Signs point to the status quo for these candidates
On the other hand, there are three candidates who appear more likely to support the status quo of allowing states the right to legalize and regulate their own cannabis industries, but keeping federal law unchanged from its current Schedule I classification.
- Donald Trump (R): Although President Trump claimed to be "100 percent" behind the idea of legalizing medical marijuana while on the campaign trail before his 2016 election, he's been generally quiet on the issue since being elected.
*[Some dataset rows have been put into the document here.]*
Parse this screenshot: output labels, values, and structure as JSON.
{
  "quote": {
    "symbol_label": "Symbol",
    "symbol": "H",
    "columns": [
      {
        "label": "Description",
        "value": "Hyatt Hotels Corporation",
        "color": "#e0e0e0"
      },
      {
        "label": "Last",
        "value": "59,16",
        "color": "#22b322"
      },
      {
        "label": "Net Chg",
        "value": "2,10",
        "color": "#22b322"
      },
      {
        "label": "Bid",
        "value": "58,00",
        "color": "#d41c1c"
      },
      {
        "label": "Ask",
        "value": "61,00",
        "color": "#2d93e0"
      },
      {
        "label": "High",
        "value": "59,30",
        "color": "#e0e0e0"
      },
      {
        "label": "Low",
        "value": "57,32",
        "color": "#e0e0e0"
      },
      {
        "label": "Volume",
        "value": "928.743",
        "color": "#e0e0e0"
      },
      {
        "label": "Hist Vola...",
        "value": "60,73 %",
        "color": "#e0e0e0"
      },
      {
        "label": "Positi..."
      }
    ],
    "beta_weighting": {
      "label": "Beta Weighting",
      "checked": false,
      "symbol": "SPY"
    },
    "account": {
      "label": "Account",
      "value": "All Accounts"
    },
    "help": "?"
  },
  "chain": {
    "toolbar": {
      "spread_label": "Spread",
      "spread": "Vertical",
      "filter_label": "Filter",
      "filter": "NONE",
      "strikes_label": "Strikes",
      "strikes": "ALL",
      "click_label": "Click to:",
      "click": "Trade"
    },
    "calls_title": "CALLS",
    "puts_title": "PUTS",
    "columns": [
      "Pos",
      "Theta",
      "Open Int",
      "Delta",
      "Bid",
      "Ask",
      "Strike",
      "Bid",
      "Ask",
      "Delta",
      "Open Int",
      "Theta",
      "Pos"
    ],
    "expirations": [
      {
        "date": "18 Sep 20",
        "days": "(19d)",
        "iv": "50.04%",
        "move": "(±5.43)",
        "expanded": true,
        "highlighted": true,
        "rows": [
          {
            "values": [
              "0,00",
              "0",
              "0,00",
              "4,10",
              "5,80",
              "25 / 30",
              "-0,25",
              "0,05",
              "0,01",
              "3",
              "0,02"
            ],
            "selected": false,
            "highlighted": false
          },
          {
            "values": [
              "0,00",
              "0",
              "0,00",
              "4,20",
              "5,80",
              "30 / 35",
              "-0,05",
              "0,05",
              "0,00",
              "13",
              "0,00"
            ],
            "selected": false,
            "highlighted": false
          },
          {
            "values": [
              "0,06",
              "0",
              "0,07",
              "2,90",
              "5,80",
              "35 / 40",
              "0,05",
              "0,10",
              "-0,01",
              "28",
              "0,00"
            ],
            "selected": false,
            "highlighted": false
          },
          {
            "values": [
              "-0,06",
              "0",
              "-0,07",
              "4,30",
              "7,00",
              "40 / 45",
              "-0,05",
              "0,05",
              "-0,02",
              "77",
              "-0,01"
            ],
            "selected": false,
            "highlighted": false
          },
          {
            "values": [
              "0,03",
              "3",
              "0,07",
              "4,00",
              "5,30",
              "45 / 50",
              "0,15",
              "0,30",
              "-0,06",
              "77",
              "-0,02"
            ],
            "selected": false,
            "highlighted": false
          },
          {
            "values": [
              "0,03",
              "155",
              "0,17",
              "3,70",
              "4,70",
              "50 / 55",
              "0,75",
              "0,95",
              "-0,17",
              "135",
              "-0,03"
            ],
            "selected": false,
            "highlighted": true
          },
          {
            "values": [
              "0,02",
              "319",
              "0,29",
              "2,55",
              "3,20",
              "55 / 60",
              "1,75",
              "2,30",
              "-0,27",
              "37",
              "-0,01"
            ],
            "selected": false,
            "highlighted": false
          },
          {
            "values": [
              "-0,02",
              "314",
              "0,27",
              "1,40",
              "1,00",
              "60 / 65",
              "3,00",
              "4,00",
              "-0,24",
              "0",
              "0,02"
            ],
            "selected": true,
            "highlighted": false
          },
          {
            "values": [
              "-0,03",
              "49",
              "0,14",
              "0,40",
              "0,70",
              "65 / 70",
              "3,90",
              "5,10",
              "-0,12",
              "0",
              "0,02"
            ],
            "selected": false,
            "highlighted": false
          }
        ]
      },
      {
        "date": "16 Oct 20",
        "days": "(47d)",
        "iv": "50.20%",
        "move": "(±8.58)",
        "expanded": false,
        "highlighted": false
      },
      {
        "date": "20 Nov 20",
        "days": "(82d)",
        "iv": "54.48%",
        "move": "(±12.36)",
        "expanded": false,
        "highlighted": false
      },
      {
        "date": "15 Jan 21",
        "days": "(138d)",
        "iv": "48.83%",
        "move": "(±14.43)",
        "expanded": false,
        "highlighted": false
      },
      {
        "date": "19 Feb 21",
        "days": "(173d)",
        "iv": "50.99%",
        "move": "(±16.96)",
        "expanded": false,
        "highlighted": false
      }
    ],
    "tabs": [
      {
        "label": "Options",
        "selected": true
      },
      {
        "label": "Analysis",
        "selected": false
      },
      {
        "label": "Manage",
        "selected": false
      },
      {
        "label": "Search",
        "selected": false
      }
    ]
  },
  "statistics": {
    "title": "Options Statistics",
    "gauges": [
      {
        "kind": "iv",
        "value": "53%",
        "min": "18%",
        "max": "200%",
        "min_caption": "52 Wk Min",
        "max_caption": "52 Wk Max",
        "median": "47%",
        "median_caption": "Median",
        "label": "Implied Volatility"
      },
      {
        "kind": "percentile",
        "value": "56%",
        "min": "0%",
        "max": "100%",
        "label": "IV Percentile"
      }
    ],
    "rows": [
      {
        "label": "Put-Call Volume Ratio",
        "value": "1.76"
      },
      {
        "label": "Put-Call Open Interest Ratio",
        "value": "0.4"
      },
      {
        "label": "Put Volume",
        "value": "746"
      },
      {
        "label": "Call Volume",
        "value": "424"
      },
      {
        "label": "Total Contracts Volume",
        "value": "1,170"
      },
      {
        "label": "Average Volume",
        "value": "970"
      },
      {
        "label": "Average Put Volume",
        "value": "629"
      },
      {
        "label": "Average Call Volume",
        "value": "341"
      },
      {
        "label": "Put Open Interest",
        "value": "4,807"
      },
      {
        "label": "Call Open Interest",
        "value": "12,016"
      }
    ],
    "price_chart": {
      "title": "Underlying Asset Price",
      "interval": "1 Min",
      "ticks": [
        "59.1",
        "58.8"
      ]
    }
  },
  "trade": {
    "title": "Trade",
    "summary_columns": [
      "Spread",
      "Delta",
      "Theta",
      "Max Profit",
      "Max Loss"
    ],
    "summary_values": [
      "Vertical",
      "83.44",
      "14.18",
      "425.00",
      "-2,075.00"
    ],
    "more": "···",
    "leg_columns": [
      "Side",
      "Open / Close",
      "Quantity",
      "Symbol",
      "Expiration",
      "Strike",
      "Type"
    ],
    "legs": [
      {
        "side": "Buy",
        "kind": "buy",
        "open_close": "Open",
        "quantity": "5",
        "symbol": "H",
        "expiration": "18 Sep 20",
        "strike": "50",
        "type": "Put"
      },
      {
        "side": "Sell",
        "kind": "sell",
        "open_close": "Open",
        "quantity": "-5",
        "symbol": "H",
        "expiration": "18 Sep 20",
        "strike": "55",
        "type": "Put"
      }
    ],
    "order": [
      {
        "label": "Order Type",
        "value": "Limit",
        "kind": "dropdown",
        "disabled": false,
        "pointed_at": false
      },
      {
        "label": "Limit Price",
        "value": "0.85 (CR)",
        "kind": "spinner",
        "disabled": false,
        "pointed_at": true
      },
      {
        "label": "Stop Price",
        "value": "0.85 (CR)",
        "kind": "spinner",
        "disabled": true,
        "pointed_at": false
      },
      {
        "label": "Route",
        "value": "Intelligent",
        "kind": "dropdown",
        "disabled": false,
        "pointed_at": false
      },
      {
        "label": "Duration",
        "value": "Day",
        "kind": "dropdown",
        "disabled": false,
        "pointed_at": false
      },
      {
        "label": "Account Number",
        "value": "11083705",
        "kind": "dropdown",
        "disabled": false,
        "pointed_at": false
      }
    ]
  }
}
What stands out, though, is Trump's appointment of now-former Attorney General Jeff Sessions, considering that Sessions was perhaps Capitol Hill's most ardent opponent of the marijuana legalization movement. While the door hasn't be closed to reforms while under Trump's watch, he seems to be more than happy to allow the status quo to continue.
- Joe Biden (D): There's no question that former Vice President Joe Biden's stance on marijuana has softened considerably over many decades. Biden was a driving force behind the War on Drugs in the late 1980s and early 1990s. While Biden campaign spokesperson Andrew Bates told CNN in 2019 that Biden favors the idea of allowing states to make their own decisions, he's never proclaimed that changing federal policy is a move he'd make. Considering Biden's views on the issue dating back 30-plus years, the status quo seems a likely outcome, were he to be elected president.
- Michael Bloomberg (D): Bloomberg, the former mayor of New York City, is another candidate who previously cracked down on cannabis violations. While mayor between 2002 and 2013, cannabis-related arrests spiked higher in New York City, with the now-former mayor frequently voting against proposals that would have led to court summonses and fines rather than arrests for persons possessing small amount of cannabis. Though Bloomberg has attempted to atone for his previous harsh stance on pot, he's unlikely to stand behind a full legalization of the drug at the federal level.
Investing in cannabis? Here's what this means for you
Not only does the upcoming election have implications for the tens of millions of Americans who use or purchase marijuana-related products, but it can also affect investors in one of the fastest-growing industries on the planet.
Even if one of the six candidates who've vowed to legalize recreational marijuana is elected as the next president, Congress is no shoo-in to follow suit. Support for the rescheduling or descheudling of cannabis is likely going to depend on the political make-up of Congress. Historically, Republicans have a more adverse view on marijuana. This means that as long as Republicans control the Senate, marijuana reform measures can be blocked from reaching the floor for vote.
For investors focusing on the U.S., the most lucrative marijuana market in the world, the safest bet would be to focus on vertically integrated operators that are keyed in on a select few high-dollar markets. It also doesn't hurt to target pot stocks that are already generating an operating profit, or are darn close to it.
For example, Trulieve Cannabis (OTC:TCNNF) has a presence in four states, but is almost entirely devoting its efforts to the medical marijuana-legal state of Florida. Since legalizing medical pot in the Sunshine State, Trulieve has managed to open 40 dispensaries. By keeping its expenses close to the vest and focusing on building up its brand within its home state, Trulieve has gobbled up the lion's share of what could easily become the third-largest market in the U.S. by 2024, in terms of annual sales. Plus, no marijuana company in North America is generating as much no-nonsense operating profit right now than Trulieve Cannabis.
There's still a lot of card-shuffling left to be done when it comes to election season, but investors would be wise to keep a close eye on the candidates and their views of the green rush.